### DATA FOR THIS TASK

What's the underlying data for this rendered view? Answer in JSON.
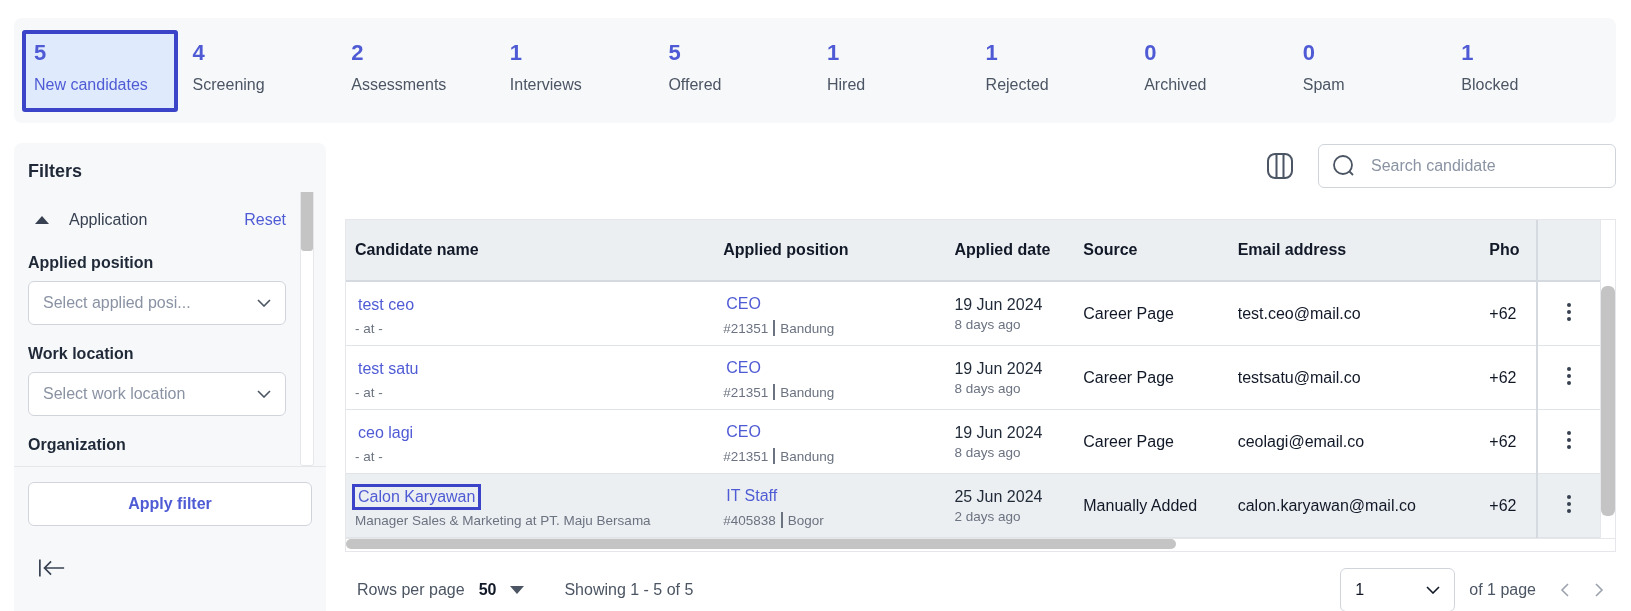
{
  "stages": [
    {
      "count": "5",
      "label": "New candidates",
      "selected": true
    },
    {
      "count": "4",
      "label": "Screening",
      "selected": false
    },
    {
      "count": "2",
      "label": "Assessments",
      "selected": false
    },
    {
      "count": "1",
      "label": "Interviews",
      "selected": false
    },
    {
      "count": "5",
      "label": "Offered",
      "selected": false
    },
    {
      "count": "1",
      "label": "Hired",
      "selected": false
    },
    {
      "count": "1",
      "label": "Rejected",
      "selected": false
    },
    {
      "count": "0",
      "label": "Archived",
      "selected": false
    },
    {
      "count": "0",
      "label": "Spam",
      "selected": false
    },
    {
      "count": "1",
      "label": "Blocked",
      "selected": false
    }
  ],
  "filters": {
    "title": "Filters",
    "section": {
      "label": "Application",
      "expanded": true,
      "reset": "Reset"
    },
    "fields": [
      {
        "label": "Applied position",
        "placeholder": "Select applied posi..."
      },
      {
        "label": "Work location",
        "placeholder": "Select work location"
      }
    ],
    "cut_label": "Organization",
    "apply": "Apply filter"
  },
  "search": {
    "placeholder": "Search candidate"
  },
  "table": {
    "columns": [
      "Candidate name",
      "Applied position",
      "Applied date",
      "Source",
      "Email address",
      "Pho"
    ],
    "rows": [
      {
        "name": "test ceo",
        "company": "- at -",
        "position": "CEO",
        "job_id": "#21351",
        "location": "Bandung",
        "date": "19 Jun 2024",
        "ago": "8 days ago",
        "source": "Career Page",
        "email": "test.ceo@mail.co",
        "phone": "+62",
        "selected": false
      },
      {
        "name": "test satu",
        "company": "- at -",
        "position": "CEO",
        "job_id": "#21351",
        "location": "Bandung",
        "date": "19 Jun 2024",
        "ago": "8 days ago",
        "source": "Career Page",
        "email": "testsatu@mail.co",
        "phone": "+62",
        "selected": false
      },
      {
        "name": "ceo lagi",
        "company": "- at -",
        "position": "CEO",
        "job_id": "#21351",
        "location": "Bandung",
        "date": "19 Jun 2024",
        "ago": "8 days ago",
        "source": "Career Page",
        "email": "ceolagi@email.co",
        "phone": "+62",
        "selected": false
      },
      {
        "name": "Calon Karyawan",
        "company": "Manager Sales & Marketing at PT. Maju Bersama",
        "position": "IT Staff",
        "job_id": "#405838",
        "location": "Bogor",
        "date": "25 Jun 2024",
        "ago": "2 days ago",
        "source": "Manually Added",
        "email": "calon.karyawan@mail.co",
        "phone": "+62",
        "selected": true
      }
    ]
  },
  "footer": {
    "rows_label": "Rows per page",
    "rows_value": "50",
    "showing": "Showing 1 - 5 of 5",
    "page": "1",
    "page_total": "of 1 page"
  }
}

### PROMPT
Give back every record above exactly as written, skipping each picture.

### ANSWER FOR THE TASK
What's the underlying data for this rendered view? Answer in JSON.
{
  "stages": [
    {
      "count": "5",
      "label": "New candidates",
      "selected": true
    },
    {
      "count": "4",
      "label": "Screening",
      "selected": false
    },
    {
      "count": "2",
      "label": "Assessments",
      "selected": false
    },
    {
      "count": "1",
      "label": "Interviews",
      "selected": false
    },
    {
      "count": "5",
      "label": "Offered",
      "selected": false
    },
    {
      "count": "1",
      "label": "Hired",
      "selected": false
    },
    {
      "count": "1",
      "label": "Rejected",
      "selected": false
    },
    {
      "count": "0",
      "label": "Archived",
      "selected": false
    },
    {
      "count": "0",
      "label": "Spam",
      "selected": false
    },
    {
      "count": "1",
      "label": "Blocked",
      "selected": false
    }
  ],
  "filters": {
    "title": "Filters",
    "section": {
      "label": "Application",
      "expanded": true,
      "reset": "Reset"
    },
    "fields": [
      {
        "label": "Applied position",
        "placeholder": "Select applied posi..."
      },
      {
        "label": "Work location",
        "placeholder": "Select work location"
      }
    ],
    "cut_label": "Organization",
    "apply": "Apply filter"
  },
  "search": {
    "placeholder": "Search candidate"
  },
  "table": {
    "columns": [
      "Candidate name",
      "Applied position",
      "Applied date",
      "Source",
      "Email address",
      "Pho"
    ],
    "rows": [
      {
        "name": "test ceo",
        "company": "- at -",
        "position": "CEO",
        "job_id": "#21351",
        "location": "Bandung",
        "date": "19 Jun 2024",
        "ago": "8 days ago",
        "source": "Career Page",
        "email": "test.ceo@mail.co",
        "phone": "+62",
        "selected": false
      },
      {
        "name": "test satu",
        "company": "- at -",
        "position": "CEO",
        "job_id": "#21351",
        "location": "Bandung",
        "date": "19 Jun 2024",
        "ago": "8 days ago",
        "source": "Career Page",
        "email": "testsatu@mail.co",
        "phone": "+62",
        "selected": false
      },
      {
        "name": "ceo lagi",
        "company": "- at -",
        "position": "CEO",
        "job_id": "#21351",
        "location": "Bandung",
        "date": "19 Jun 2024",
        "ago": "8 days ago",
        "source": "Career Page",
        "email": "ceolagi@email.co",
        "phone": "+62",
        "selected": false
      },
      {
        "name": "Calon Karyawan",
        "company": "Manager Sales & Marketing at PT. Maju Bersama",
        "position": "IT Staff",
        "job_id": "#405838",
        "location": "Bogor",
        "date": "25 Jun 2024",
        "ago": "2 days ago",
        "source": "Manually Added",
        "email": "calon.karyawan@mail.co",
        "phone": "+62",
        "selected": true
      }
    ]
  },
  "footer": {
    "rows_label": "Rows per page",
    "rows_value": "50",
    "showing": "Showing 1 - 5 of 5",
    "page": "1",
    "page_total": "of 1 page"
  }
}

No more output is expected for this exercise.